Supplied records: Begin

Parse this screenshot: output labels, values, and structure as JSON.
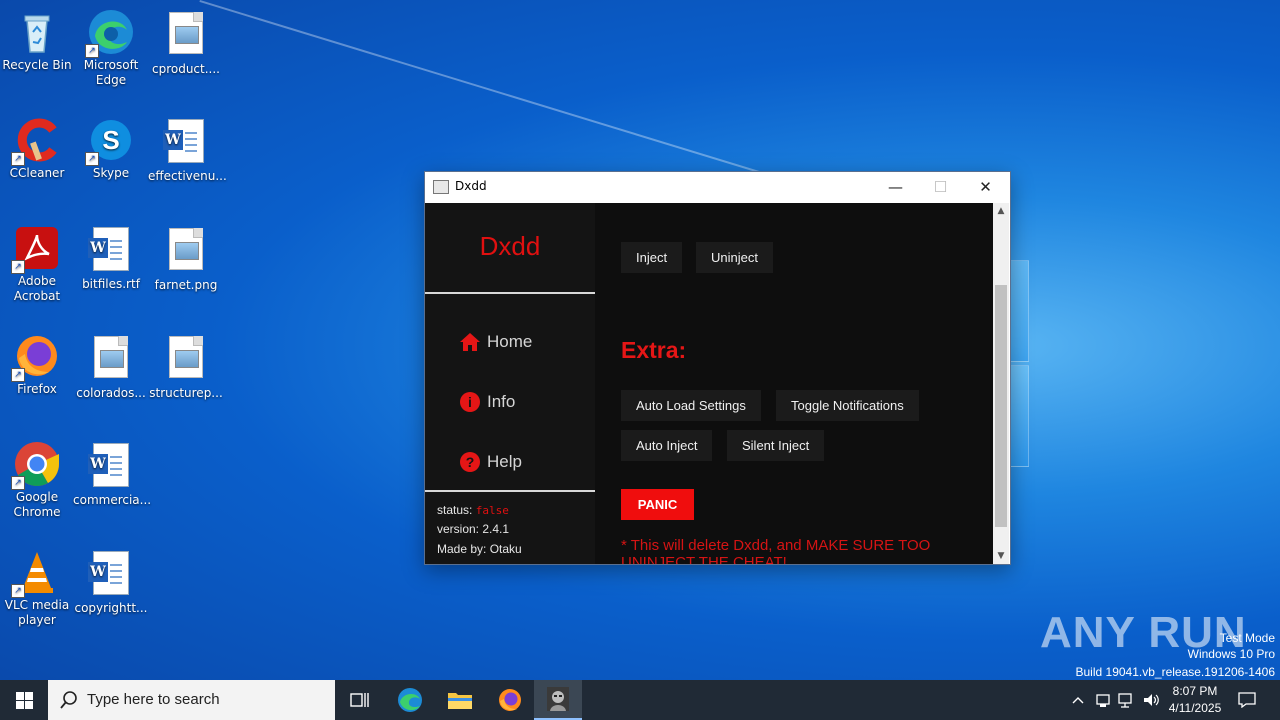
{
  "desktop": {
    "icons": [
      {
        "label": "Recycle Bin",
        "icon": "recycle-bin-icon"
      },
      {
        "label": "Microsoft Edge",
        "icon": "edge-icon"
      },
      {
        "label": "cproduct....",
        "icon": "image-file-icon"
      },
      {
        "label": "CCleaner",
        "icon": "ccleaner-icon"
      },
      {
        "label": "Skype",
        "icon": "skype-icon"
      },
      {
        "label": "effectivenu...",
        "icon": "word-file-icon"
      },
      {
        "label": "Adobe Acrobat",
        "icon": "acrobat-icon"
      },
      {
        "label": "bitfiles.rtf",
        "icon": "word-file-icon"
      },
      {
        "label": "farnet.png",
        "icon": "image-file-icon"
      },
      {
        "label": "Firefox",
        "icon": "firefox-icon"
      },
      {
        "label": "colorados...",
        "icon": "image-file-icon"
      },
      {
        "label": "structurep...",
        "icon": "image-file-icon"
      },
      {
        "label": "Google Chrome",
        "icon": "chrome-icon"
      },
      {
        "label": "commercia...",
        "icon": "word-file-icon"
      },
      {
        "label": "VLC media player",
        "icon": "vlc-icon"
      },
      {
        "label": "copyrightt...",
        "icon": "word-file-icon"
      }
    ]
  },
  "window": {
    "title": "Dxdd",
    "minimize_glyph": "—",
    "maximize_glyph": "☐",
    "close_glyph": "✕"
  },
  "app": {
    "brand": "Dxdd",
    "nav": [
      {
        "label": "Home",
        "icon": "home-icon"
      },
      {
        "label": "Info",
        "icon": "info-icon"
      },
      {
        "label": "Help",
        "icon": "help-icon"
      }
    ],
    "status_label": "status:",
    "status_value": "false",
    "version": "version: 2.4.1",
    "made_by": "Made by: Otaku",
    "buttons": {
      "inject": "Inject",
      "uninject": "Uninject",
      "auto_load_settings": "Auto Load Settings",
      "toggle_notifications": "Toggle Notifications",
      "auto_inject": "Auto Inject",
      "silent_inject": "Silent Inject",
      "panic": "PANIC"
    },
    "extra_heading": "Extra:",
    "warning": "* This will delete Dxdd, and MAKE SURE TOO UNINJECT THE CHEAT!"
  },
  "watermark": {
    "brand": "ANY RUN",
    "mode": "Test Mode",
    "os": "Windows 10 Pro",
    "build": "Build 19041.vb_release.191206-1406"
  },
  "taskbar": {
    "search_placeholder": "Type here to search",
    "time": "8:07 PM",
    "date": "4/11/2025",
    "apps": [
      "task-view-icon",
      "edge-icon",
      "file-explorer-icon",
      "firefox-icon",
      "dxdd-app-icon"
    ]
  },
  "colors": {
    "accent_red": "#e51616",
    "app_bg": "#0e0e0e",
    "sidebar_bg": "#141414",
    "taskbar_bg": "#202a36"
  }
}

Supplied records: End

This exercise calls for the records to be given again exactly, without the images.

→ Response below
Parse this screenshot: output labels, values, and structure as JSON.
{
  "desktop": {
    "icons": [
      {
        "label": "Recycle Bin",
        "icon": "recycle-bin-icon"
      },
      {
        "label": "Microsoft Edge",
        "icon": "edge-icon"
      },
      {
        "label": "cproduct....",
        "icon": "image-file-icon"
      },
      {
        "label": "CCleaner",
        "icon": "ccleaner-icon"
      },
      {
        "label": "Skype",
        "icon": "skype-icon"
      },
      {
        "label": "effectivenu...",
        "icon": "word-file-icon"
      },
      {
        "label": "Adobe Acrobat",
        "icon": "acrobat-icon"
      },
      {
        "label": "bitfiles.rtf",
        "icon": "word-file-icon"
      },
      {
        "label": "farnet.png",
        "icon": "image-file-icon"
      },
      {
        "label": "Firefox",
        "icon": "firefox-icon"
      },
      {
        "label": "colorados...",
        "icon": "image-file-icon"
      },
      {
        "label": "structurep...",
        "icon": "image-file-icon"
      },
      {
        "label": "Google Chrome",
        "icon": "chrome-icon"
      },
      {
        "label": "commercia...",
        "icon": "word-file-icon"
      },
      {
        "label": "VLC media player",
        "icon": "vlc-icon"
      },
      {
        "label": "copyrightt...",
        "icon": "word-file-icon"
      }
    ]
  },
  "window": {
    "title": "Dxdd",
    "minimize_glyph": "—",
    "maximize_glyph": "☐",
    "close_glyph": "✕"
  },
  "app": {
    "brand": "Dxdd",
    "nav": [
      {
        "label": "Home",
        "icon": "home-icon"
      },
      {
        "label": "Info",
        "icon": "info-icon"
      },
      {
        "label": "Help",
        "icon": "help-icon"
      }
    ],
    "status_label": "status:",
    "status_value": "false",
    "version": "version: 2.4.1",
    "made_by": "Made by: Otaku",
    "buttons": {
      "inject": "Inject",
      "uninject": "Uninject",
      "auto_load_settings": "Auto Load Settings",
      "toggle_notifications": "Toggle Notifications",
      "auto_inject": "Auto Inject",
      "silent_inject": "Silent Inject",
      "panic": "PANIC"
    },
    "extra_heading": "Extra:",
    "warning": "* This will delete Dxdd, and MAKE SURE TOO UNINJECT THE CHEAT!"
  },
  "watermark": {
    "brand": "ANY RUN",
    "mode": "Test Mode",
    "os": "Windows 10 Pro",
    "build": "Build 19041.vb_release.191206-1406"
  },
  "taskbar": {
    "search_placeholder": "Type here to search",
    "time": "8:07 PM",
    "date": "4/11/2025",
    "apps": [
      "task-view-icon",
      "edge-icon",
      "file-explorer-icon",
      "firefox-icon",
      "dxdd-app-icon"
    ]
  },
  "colors": {
    "accent_red": "#e51616",
    "app_bg": "#0e0e0e",
    "sidebar_bg": "#141414",
    "taskbar_bg": "#202a36"
  }
}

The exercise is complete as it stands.